I was thinking about our parents this morning, Carolyn and mine. The two of us are now getting closer to their ages when they passed away. Thankfully, we are both still pretty healthy and we began self quarantining a week before the order was given.
Anyway, I got to thinking about what our folks might think about what this old world has come to. All four of them lived through almost all of the 20th century, births ranging from 1902 to 1911. One of them, Carolyn’s dad, even lived to see Y2K at age 92. They were part of what Tom Brokaw called “Our Greatest Generation.” Would they be looking down, shaking their heads in disgust, at the situation we find ourselves in today? I don’t think so.
Our parents, maybe yours too, lived through some equally rough times — perhaps times that were more difficult than our own. They would understand that these are days for us all to come together.
The greatest generation survived the 1918 Spanish flu pandemic, struggled through the First World War, found themselves hurting for jobs during the Great Depression, conquered tyranny in WWII, managed to defuse the threat of atomic annihilation during the Cold War, found a cure for the polio epidemic, fought the Korean Conflict to a stalemate, supported our soldiers in the Vietnam War, and provided for their families throughout it all.
I can almost hear them saying, “Y’all can make it through this if you pull together. We know you can come out on the other side of this crisis okay.”
Things may be different than before, but that was true for us. Like they say, “Tough times don’t last, but tough people do.” The greatest advice we can give you came from Jesus Christ: “Love the Lord your God with all your heart, soul, mind and strength. Love your neighbor as you love yourself. Right now, your neighbor can use all the love you can give.”

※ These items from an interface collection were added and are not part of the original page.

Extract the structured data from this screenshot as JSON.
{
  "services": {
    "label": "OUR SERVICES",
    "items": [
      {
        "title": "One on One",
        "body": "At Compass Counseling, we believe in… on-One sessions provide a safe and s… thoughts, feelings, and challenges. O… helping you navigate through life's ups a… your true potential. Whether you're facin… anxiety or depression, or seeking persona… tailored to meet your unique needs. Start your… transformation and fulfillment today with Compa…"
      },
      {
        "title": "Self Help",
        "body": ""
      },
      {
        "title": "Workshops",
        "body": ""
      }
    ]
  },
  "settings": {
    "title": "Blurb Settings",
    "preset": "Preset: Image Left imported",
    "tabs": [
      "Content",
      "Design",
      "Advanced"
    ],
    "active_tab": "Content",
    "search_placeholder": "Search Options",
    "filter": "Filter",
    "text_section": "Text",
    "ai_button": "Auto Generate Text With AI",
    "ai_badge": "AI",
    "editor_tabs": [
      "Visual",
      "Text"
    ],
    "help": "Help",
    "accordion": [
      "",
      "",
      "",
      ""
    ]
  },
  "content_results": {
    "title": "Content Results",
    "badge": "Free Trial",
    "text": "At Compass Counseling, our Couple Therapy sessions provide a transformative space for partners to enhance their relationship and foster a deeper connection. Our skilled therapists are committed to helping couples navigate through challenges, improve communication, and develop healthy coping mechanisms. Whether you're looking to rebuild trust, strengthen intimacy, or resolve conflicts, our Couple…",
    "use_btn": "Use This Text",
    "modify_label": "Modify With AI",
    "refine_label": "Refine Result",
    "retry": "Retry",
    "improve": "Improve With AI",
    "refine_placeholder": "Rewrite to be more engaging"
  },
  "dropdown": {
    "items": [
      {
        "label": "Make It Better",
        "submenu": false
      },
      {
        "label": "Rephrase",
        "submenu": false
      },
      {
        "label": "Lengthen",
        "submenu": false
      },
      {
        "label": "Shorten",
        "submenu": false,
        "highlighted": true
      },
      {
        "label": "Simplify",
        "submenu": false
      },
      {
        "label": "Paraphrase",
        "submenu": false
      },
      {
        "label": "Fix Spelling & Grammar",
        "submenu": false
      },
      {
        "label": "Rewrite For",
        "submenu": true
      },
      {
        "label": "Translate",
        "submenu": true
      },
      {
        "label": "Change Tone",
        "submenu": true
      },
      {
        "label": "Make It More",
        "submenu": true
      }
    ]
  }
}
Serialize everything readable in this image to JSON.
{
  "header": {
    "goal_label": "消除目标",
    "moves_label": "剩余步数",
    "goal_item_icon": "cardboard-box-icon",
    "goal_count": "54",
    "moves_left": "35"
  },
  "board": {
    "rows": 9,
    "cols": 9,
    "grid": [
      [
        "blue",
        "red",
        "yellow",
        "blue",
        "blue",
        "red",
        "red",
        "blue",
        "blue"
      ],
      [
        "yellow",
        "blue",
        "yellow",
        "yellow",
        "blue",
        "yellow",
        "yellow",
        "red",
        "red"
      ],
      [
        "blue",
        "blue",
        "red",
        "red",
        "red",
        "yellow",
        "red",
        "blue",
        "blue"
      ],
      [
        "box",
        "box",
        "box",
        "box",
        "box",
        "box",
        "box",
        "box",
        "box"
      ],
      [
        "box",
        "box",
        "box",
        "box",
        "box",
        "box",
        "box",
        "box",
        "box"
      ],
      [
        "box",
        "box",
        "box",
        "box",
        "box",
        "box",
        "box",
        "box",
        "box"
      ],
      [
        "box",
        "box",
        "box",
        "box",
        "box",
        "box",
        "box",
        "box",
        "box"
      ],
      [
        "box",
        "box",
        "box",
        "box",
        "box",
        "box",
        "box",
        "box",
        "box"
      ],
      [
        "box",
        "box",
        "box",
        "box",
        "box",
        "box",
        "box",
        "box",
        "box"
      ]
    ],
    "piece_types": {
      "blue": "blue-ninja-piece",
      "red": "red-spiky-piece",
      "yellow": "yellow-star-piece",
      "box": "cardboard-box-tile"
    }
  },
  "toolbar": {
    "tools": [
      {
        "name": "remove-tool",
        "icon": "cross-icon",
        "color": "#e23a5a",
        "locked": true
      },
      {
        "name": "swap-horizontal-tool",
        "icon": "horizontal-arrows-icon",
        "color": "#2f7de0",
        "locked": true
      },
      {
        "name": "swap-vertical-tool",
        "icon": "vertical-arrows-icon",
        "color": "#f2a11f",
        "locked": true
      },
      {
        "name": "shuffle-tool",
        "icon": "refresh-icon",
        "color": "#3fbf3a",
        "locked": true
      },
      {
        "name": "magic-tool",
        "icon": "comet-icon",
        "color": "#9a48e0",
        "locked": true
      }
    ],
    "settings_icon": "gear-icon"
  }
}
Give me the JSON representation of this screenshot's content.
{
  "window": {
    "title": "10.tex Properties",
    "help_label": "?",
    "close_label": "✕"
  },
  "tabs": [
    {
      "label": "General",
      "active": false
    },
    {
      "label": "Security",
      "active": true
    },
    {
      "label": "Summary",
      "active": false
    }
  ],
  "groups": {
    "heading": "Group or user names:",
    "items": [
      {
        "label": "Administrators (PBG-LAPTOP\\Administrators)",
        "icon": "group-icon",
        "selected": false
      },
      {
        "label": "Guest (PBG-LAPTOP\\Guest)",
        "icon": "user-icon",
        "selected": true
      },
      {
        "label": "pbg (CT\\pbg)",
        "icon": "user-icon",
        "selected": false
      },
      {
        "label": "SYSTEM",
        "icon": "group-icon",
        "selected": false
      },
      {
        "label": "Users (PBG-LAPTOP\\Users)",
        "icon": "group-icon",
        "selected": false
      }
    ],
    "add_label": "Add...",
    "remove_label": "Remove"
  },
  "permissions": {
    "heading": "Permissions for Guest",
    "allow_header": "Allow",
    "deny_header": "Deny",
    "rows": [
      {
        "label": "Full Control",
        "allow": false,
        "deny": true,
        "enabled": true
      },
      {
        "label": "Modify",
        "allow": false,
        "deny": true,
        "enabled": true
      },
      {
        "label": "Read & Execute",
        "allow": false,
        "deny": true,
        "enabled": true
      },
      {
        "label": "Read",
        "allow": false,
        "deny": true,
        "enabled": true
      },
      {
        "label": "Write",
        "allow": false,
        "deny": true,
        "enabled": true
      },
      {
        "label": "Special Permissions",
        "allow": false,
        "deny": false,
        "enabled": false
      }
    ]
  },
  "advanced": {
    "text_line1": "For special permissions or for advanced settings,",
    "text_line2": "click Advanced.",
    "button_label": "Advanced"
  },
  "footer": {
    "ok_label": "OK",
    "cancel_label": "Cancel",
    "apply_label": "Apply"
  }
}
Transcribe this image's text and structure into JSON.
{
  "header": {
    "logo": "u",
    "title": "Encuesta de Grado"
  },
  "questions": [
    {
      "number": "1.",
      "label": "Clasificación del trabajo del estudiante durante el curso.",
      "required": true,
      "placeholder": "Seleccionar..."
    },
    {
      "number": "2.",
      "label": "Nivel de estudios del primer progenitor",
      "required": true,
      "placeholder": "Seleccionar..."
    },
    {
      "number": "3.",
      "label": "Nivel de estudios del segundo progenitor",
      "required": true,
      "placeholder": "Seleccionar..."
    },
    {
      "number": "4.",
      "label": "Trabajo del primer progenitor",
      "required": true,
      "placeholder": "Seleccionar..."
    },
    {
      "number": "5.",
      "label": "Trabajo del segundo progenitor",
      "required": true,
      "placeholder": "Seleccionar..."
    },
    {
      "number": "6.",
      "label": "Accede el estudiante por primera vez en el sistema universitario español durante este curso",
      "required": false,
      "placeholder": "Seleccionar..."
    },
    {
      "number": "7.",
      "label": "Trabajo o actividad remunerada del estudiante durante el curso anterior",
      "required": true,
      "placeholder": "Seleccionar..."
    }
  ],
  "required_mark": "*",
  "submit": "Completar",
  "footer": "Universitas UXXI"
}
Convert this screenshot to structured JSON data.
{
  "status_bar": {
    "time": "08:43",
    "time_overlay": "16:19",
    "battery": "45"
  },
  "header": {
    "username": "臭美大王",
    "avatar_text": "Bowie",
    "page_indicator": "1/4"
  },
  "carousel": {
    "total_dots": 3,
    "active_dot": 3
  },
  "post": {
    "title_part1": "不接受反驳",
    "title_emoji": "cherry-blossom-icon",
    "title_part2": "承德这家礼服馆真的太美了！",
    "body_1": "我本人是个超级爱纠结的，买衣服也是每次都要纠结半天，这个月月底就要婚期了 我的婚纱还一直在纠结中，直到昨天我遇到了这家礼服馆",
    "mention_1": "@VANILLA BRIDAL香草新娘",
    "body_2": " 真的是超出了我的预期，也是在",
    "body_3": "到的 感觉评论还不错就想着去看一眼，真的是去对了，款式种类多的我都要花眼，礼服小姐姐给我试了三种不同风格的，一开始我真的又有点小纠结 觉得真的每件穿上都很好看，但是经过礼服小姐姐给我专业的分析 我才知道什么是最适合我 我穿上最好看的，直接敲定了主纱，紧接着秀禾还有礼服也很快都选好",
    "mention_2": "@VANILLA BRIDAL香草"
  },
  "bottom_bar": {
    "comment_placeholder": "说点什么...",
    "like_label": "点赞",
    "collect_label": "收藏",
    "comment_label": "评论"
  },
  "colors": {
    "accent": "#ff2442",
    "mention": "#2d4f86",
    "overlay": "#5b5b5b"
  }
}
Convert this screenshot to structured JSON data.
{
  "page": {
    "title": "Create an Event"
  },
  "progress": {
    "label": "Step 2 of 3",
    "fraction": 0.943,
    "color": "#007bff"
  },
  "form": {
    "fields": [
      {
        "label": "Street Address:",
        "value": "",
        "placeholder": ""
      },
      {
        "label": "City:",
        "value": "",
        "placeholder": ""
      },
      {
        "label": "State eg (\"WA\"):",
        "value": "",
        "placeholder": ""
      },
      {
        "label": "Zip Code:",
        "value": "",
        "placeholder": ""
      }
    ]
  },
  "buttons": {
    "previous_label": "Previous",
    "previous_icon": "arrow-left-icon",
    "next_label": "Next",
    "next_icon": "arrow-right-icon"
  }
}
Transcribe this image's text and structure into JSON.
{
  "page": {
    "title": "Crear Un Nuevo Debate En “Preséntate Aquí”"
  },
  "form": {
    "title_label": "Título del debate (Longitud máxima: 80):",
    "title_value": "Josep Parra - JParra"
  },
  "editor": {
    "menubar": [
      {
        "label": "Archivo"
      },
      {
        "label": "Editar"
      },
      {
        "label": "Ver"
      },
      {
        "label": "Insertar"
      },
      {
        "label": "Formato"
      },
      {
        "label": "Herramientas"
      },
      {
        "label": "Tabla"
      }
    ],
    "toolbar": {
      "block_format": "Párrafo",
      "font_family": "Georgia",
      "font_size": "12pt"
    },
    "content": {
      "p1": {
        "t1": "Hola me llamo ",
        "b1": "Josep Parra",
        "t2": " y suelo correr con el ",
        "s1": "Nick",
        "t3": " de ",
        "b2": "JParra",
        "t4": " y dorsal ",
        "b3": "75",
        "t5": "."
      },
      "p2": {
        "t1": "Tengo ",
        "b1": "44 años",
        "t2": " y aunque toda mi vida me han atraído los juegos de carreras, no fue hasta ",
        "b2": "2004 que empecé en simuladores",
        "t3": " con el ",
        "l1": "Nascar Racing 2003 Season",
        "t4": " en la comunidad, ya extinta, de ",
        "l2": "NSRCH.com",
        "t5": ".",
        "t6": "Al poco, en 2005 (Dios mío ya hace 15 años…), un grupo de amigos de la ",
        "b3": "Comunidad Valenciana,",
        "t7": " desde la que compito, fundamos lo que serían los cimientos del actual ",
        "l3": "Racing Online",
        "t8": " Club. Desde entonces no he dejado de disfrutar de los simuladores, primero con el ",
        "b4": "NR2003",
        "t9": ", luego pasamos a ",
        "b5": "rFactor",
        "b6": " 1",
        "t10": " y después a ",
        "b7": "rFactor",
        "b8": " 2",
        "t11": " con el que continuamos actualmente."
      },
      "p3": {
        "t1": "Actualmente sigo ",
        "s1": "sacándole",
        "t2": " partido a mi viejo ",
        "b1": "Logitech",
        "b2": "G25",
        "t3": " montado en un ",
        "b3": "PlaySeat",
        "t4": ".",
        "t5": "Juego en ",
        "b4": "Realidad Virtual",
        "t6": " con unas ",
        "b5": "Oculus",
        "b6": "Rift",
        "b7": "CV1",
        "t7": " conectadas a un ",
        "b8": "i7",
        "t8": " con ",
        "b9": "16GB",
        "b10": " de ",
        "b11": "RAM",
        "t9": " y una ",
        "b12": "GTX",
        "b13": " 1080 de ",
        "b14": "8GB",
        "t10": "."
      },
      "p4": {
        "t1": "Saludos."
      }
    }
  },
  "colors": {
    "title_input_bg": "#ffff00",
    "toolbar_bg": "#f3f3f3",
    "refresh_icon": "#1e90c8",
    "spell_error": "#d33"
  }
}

“Are you sure we will make it?” I might be tempted to ask. “Of course you will. You’ve got our DNA in you.”
Robert A. Francis